16th century- Age of Spain

17th century- Age of France

18th century- Rise of England

 

Rise of New Monarchies

 

The 16th century saw the development of new monarchies. In general, monarchies in Europe were moving towards absolutism wherein the monarch was limited only by divine or natural law. Absolutist claims were, in fact, most often based on the claim to rule by Divine Right. These rulers monopolized political power and justice within their kingdoms. Their sovereignty was characterized by the right to make law, something which earlier monarchs had been unable to do. The new monarchs were moving away from the old feudal basis for their rule with its concept of mutual obligations and rights. Feudal rulers possessed monopolies of neither justice nor military power, both of which the new monarchs of the early modern period largely achieved. The three main characteristics of the new monarchies: 1) Rule through councils and ministers. Government bureaucracy built up in order to establish effective royal control at local levels. In many areas old representative institutions faded; 2) Monopoly of military power, especially gunpowder technologies; and 3) Taxation and the Kings right to create taxes in order to raise money were major themes of political life in this period.

 

Other Themes or Developments

 

      Growing battle between Absolutism and Constitutionalism.

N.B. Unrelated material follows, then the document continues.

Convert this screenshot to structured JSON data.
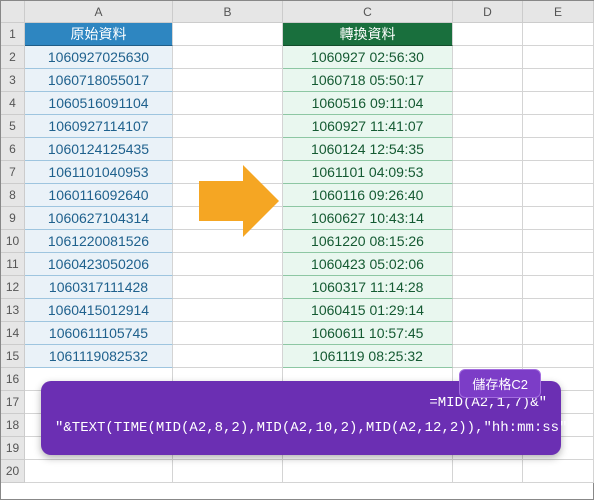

      Continued conflict between kings and the aristocracy. Kings look to middle class for political and economic support. Slow rise of middle class political influence.

      European aristocracy continued to dominate governmental and military offices. Other classes still largely excluded.

      Increasing discussion of the nature and origins of political sovereignty.

      Reorganization of states in central and eastern Europe. All ruled by absolute rulers in conjunction with a service aristocracy whose loyalty was purchased with virtually complete control over the serfs.

      17th and 18th century- various models of international relations developed to maintain a balance of power in Europe. This became a key idea in European relations.

      Continued development of the Nation-State.

      Religious wars to 1648. Ideology not important 1648-1789.